Tuesday, January 4, 2011

Late Entry to Stock-Picking Contest

Nine bloggers had a stock-picking contest for 2010. I decided to see how my actual portfolio would have fared in the contest.

If I had added an entry into this contest, it would have been the index-based part of my portfolio.  It managed a 22.6% return for 2010 helped by a tilt towards small-cap stocks. Adding my indexed portfolio as an entry in the contest would have left me fourth out of ten with a 14% edge over the average of the other entries.  However, when you add my not-so-great stock picks from the non-indexed part of my portfolio (which I'm slowly selling off), my 2010 return drops to 12.9%, which is still fifth out of ten and 4% above the average.

A result of fourth out of ten of is roughly what we should expect when comparing indexes to individual stock picks. The index will rarely be first, but it will be above average most of the time. Stock-picking contests are fun, but aren’t a great way to invest real money as the bloggers in the contest have said.

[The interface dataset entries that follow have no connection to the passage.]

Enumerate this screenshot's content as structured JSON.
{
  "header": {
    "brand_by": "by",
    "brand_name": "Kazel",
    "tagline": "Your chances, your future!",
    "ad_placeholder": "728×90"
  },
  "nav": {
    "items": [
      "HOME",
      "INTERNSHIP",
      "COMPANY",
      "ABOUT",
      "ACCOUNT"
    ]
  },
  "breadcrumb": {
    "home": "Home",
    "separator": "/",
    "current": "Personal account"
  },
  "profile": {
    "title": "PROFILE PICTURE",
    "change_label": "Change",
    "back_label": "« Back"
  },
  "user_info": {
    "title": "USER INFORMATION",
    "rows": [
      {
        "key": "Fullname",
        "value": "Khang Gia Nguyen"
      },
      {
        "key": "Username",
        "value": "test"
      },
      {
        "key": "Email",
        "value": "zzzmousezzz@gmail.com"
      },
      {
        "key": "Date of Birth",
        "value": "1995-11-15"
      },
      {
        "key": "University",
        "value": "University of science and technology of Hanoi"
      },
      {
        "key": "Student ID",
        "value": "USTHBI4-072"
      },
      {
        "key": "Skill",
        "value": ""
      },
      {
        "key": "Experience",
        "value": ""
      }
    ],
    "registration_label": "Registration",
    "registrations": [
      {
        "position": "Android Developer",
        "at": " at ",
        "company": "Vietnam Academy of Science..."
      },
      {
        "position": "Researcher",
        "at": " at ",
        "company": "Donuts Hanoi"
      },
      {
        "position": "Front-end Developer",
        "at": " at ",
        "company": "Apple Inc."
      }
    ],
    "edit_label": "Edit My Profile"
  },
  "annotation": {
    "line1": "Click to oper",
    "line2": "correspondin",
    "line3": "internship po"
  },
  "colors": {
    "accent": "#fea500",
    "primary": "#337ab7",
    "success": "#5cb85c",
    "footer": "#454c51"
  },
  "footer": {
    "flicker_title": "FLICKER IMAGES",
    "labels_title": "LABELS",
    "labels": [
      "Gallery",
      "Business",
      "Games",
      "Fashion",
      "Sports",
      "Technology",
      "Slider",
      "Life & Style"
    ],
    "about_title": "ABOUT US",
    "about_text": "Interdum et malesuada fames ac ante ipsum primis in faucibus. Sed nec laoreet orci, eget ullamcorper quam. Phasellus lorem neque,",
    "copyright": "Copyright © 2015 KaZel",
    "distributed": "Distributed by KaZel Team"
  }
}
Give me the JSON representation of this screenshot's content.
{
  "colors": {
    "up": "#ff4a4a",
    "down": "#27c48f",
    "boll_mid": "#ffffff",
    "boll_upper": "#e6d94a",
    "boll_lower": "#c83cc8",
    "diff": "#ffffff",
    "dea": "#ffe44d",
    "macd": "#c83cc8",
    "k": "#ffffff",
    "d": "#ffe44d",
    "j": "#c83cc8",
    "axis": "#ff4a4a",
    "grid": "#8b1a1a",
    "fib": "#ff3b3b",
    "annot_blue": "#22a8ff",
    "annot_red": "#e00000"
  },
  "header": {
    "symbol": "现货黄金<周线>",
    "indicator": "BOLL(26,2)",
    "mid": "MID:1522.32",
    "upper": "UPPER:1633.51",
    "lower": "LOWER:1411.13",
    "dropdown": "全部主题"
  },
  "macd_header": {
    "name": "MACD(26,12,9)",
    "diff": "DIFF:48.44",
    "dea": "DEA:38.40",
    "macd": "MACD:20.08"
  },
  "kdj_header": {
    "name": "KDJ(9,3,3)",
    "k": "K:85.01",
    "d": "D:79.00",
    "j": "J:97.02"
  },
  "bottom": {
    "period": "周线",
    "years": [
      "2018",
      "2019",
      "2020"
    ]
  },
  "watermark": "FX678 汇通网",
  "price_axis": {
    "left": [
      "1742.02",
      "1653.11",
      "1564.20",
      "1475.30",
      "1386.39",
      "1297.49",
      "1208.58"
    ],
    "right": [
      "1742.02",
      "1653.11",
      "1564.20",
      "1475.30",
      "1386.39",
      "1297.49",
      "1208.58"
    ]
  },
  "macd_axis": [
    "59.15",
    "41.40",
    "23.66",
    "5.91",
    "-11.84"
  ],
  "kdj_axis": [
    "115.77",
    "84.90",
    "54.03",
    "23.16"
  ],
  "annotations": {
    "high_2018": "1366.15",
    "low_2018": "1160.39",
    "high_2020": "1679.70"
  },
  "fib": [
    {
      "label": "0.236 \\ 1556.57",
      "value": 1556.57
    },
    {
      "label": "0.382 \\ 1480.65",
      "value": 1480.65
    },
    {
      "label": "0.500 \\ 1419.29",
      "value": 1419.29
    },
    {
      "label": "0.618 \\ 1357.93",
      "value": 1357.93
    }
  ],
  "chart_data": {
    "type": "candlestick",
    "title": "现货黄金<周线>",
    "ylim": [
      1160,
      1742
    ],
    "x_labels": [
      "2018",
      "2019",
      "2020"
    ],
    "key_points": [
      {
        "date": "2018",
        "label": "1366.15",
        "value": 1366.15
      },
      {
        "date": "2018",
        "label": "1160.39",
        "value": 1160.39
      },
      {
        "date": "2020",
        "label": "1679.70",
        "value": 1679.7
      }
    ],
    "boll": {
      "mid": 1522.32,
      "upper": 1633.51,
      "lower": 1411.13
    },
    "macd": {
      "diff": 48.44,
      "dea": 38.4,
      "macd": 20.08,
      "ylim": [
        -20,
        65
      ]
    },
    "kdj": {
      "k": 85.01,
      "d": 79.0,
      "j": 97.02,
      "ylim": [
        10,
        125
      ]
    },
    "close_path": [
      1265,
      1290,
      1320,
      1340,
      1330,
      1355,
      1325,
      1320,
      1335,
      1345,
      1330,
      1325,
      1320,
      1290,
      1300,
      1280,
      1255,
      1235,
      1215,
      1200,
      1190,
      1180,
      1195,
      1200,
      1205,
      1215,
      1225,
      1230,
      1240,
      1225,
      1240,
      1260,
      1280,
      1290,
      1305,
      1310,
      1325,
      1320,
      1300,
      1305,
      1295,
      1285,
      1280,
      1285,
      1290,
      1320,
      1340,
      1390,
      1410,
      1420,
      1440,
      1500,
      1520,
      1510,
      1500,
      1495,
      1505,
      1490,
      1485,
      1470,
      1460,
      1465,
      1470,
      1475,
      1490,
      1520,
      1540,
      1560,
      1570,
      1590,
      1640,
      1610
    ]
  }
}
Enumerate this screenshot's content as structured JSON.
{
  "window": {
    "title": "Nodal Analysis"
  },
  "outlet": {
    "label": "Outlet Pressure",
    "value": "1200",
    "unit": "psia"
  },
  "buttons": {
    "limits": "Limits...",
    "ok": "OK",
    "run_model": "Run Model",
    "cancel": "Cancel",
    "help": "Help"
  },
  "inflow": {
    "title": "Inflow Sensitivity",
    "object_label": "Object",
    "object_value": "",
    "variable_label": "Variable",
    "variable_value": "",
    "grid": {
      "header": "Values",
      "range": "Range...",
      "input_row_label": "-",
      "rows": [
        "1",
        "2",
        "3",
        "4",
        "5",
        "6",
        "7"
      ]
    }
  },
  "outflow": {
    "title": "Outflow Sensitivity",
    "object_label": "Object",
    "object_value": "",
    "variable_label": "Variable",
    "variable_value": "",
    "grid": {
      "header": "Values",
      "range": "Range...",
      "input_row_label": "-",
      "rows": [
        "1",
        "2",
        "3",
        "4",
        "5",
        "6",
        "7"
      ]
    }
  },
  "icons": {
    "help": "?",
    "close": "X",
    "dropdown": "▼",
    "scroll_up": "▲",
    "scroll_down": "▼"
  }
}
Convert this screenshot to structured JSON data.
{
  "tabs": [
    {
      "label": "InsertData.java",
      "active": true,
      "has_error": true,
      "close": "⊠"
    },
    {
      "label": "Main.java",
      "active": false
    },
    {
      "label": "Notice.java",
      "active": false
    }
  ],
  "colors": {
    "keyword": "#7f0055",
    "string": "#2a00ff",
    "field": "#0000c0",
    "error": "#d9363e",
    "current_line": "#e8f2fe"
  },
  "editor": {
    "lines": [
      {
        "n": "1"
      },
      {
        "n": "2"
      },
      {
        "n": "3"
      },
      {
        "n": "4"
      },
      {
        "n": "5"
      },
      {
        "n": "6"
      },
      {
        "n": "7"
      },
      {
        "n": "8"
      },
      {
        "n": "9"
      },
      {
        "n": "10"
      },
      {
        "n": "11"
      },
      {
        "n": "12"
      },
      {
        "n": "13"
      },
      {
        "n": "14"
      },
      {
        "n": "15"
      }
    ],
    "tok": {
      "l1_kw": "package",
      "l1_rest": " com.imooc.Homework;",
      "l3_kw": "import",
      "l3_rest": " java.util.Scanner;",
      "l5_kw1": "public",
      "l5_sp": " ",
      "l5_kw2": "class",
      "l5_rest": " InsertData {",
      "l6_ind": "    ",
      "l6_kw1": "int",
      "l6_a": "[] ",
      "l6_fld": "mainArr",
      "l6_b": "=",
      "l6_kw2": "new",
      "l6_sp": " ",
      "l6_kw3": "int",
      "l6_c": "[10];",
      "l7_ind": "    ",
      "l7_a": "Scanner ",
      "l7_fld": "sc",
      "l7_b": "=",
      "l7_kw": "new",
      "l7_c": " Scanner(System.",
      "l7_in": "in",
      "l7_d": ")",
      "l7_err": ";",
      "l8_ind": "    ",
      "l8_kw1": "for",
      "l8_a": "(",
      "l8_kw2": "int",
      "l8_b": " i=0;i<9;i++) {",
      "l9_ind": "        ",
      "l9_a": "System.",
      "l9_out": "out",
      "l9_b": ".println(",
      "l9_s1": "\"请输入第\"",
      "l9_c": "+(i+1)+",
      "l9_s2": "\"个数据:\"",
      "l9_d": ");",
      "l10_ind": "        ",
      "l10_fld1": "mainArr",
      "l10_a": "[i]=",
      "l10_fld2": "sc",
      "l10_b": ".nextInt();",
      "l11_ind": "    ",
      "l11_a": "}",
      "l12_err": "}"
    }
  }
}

  1. You're clearly being too modest, as the average return in the contest was 8.6%. Your 22.6% return was far superior. Of course, you are correct, stock picking contests are not a really good indicator of people's real performance, just a bit of fun.

  2. I fully agree that stock picking contests, due to the timescale and incentives, are just a bit of fun. I'd be interested to hear how the market average (index) can be expected to be above average?

  3. @Gene: My 14% lead over the average is likely just an aberration. I'm not inclined to gloat because my performance next year may not look as good.

    @Robert: I'd expect indexes to be above the median return just because of the higher volatility of individual stock returns. As for an expectation of being above average, this comes from the fact that stock picks aren't random. I don't know if this is the case with these 9 entrants, but many stock-picking contest entrants make high volatility picks with built-in costs (like triple bull or triple bear ETFs) in an effort to win the contest. This is actually the right approach if you want to maximize the odds of coming in first place. However, it also increases the odds of coming in last place.

    If all stock picks in the contest were made randomly among stocks in the index with probabilities equal to the weights of the stocks in the index, then the average of the stock pickers would be expected to be exactly equal to the index return.